◆ ACTION ITEM:
Wherever "steel" turns up in the entries, copy out the line that holds it.
(MATERIAL FOR THE TASK begins)
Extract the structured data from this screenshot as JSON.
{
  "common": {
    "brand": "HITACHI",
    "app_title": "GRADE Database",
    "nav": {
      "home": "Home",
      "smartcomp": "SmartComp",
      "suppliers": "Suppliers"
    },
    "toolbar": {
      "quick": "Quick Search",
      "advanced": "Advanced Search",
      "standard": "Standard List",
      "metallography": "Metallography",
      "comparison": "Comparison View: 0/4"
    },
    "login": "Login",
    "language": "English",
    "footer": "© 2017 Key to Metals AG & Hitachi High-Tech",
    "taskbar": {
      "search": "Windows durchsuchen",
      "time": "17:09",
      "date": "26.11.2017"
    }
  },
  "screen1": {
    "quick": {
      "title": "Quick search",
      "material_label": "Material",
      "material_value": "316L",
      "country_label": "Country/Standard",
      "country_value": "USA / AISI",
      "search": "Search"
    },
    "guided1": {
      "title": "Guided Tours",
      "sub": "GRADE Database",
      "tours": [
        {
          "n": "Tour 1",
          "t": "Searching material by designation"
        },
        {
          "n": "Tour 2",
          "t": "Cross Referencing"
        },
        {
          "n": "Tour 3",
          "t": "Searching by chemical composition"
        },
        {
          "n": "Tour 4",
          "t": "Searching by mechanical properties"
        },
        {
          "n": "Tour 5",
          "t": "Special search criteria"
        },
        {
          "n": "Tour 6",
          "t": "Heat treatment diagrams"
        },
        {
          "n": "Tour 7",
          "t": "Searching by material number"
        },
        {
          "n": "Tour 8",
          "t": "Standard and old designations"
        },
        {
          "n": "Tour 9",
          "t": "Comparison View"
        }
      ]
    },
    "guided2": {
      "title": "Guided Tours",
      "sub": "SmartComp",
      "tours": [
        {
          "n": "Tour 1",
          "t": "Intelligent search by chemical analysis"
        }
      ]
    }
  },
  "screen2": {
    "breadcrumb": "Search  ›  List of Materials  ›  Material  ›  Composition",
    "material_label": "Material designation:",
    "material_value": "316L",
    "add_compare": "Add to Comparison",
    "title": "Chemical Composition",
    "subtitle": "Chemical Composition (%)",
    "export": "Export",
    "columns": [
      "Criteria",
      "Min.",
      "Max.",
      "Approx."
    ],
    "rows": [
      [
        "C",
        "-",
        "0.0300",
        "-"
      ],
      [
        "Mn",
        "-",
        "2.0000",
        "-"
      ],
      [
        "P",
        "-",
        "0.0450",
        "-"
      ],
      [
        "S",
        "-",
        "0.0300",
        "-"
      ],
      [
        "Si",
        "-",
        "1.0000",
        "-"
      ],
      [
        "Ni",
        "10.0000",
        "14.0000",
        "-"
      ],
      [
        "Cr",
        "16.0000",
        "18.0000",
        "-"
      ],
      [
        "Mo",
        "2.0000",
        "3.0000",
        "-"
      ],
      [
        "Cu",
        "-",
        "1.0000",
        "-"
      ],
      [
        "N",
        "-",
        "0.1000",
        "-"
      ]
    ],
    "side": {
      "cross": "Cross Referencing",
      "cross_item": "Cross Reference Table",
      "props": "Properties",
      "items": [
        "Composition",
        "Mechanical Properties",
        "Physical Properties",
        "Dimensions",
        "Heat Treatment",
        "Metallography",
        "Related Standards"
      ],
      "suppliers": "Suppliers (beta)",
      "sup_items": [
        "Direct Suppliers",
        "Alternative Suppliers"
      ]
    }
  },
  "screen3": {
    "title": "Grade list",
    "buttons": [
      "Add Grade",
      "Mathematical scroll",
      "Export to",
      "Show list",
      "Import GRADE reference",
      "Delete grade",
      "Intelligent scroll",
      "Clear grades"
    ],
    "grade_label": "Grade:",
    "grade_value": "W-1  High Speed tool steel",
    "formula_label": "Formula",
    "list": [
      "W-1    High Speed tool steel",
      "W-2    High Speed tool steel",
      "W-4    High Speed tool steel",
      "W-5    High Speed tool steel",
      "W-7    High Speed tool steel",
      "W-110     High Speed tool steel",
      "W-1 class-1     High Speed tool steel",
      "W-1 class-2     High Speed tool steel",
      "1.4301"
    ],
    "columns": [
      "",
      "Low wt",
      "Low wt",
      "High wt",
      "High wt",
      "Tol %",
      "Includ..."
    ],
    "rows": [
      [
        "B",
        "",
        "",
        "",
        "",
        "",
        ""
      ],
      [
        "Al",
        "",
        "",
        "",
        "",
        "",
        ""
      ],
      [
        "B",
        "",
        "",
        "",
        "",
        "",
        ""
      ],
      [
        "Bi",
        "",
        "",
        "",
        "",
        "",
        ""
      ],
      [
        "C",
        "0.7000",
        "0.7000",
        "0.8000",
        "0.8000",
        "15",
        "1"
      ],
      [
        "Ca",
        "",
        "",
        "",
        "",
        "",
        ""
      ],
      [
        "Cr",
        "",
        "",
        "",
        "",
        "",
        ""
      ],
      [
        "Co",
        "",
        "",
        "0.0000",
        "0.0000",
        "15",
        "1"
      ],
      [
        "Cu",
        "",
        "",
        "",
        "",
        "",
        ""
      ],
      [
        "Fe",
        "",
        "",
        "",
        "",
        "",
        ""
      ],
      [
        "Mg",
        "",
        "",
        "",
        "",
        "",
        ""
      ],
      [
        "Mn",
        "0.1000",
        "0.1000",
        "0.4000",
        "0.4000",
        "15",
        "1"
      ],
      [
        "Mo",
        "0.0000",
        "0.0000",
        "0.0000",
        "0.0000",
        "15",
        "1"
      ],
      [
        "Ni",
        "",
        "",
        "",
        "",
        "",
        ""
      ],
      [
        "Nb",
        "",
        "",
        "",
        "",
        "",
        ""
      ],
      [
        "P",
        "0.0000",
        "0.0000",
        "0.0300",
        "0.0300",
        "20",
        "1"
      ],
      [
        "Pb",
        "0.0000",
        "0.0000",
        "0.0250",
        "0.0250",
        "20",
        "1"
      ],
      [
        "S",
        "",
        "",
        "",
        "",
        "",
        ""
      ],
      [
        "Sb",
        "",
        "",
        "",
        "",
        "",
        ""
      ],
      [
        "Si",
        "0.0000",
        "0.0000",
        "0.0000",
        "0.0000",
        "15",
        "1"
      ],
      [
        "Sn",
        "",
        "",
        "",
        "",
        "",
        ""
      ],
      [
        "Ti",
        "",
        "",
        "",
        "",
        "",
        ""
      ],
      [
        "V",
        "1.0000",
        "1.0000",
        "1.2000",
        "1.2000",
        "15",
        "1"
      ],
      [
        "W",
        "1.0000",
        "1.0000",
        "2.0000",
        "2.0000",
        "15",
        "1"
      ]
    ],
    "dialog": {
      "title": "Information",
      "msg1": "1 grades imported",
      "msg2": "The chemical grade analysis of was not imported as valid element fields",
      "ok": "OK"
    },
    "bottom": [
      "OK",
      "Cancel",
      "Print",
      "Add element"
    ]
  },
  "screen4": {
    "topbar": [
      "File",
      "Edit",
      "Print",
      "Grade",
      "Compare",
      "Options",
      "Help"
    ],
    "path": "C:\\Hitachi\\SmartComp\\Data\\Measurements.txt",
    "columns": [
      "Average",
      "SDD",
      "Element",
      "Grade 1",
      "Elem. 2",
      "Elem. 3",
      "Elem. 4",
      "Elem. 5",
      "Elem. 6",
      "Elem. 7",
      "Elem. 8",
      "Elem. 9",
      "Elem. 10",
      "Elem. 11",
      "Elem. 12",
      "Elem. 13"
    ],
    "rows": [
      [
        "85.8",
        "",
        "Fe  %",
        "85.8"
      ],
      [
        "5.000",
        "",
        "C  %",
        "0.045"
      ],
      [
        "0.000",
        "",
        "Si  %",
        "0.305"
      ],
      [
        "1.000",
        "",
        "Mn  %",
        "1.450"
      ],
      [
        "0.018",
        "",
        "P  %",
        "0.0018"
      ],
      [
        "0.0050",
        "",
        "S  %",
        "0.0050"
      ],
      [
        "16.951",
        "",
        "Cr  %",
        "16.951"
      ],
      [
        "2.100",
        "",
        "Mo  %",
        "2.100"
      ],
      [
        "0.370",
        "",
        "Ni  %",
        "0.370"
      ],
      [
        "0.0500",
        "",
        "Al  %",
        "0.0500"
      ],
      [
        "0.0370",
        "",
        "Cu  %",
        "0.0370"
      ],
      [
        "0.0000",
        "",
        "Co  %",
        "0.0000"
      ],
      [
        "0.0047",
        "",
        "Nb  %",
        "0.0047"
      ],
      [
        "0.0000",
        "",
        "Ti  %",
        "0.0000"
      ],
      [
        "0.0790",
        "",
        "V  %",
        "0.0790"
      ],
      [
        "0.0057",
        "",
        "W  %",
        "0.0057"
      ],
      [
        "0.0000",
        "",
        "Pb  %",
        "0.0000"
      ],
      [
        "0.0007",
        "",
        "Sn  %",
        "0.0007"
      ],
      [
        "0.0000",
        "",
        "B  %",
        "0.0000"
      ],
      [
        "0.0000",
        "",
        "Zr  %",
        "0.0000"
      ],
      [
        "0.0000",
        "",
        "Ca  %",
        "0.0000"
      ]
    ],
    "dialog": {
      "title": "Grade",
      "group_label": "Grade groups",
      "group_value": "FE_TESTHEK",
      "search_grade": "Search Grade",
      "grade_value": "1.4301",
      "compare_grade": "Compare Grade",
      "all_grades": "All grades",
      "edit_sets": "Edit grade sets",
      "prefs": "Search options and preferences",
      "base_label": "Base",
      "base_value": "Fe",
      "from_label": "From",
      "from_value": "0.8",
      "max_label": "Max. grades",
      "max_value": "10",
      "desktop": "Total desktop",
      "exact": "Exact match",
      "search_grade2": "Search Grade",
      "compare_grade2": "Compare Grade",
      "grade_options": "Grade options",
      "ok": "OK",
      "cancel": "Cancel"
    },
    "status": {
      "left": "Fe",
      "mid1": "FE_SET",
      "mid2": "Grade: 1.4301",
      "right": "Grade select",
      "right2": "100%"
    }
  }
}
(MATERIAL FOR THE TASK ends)
◆ SOLUTION TO THE PROBLEM:
    "grade_value": "W-1  High Speed tool steel",
      "W-1    High Speed tool steel",
      "W-2    High Speed tool steel",
      "W-4    High Speed tool steel",
      "W-5    High Speed tool steel",
      "W-7    High Speed tool steel",
      "W-110     High Speed tool steel",
      "W-1 class-1     High Speed tool steel",
      "W-1 class-2     High Speed tool steel",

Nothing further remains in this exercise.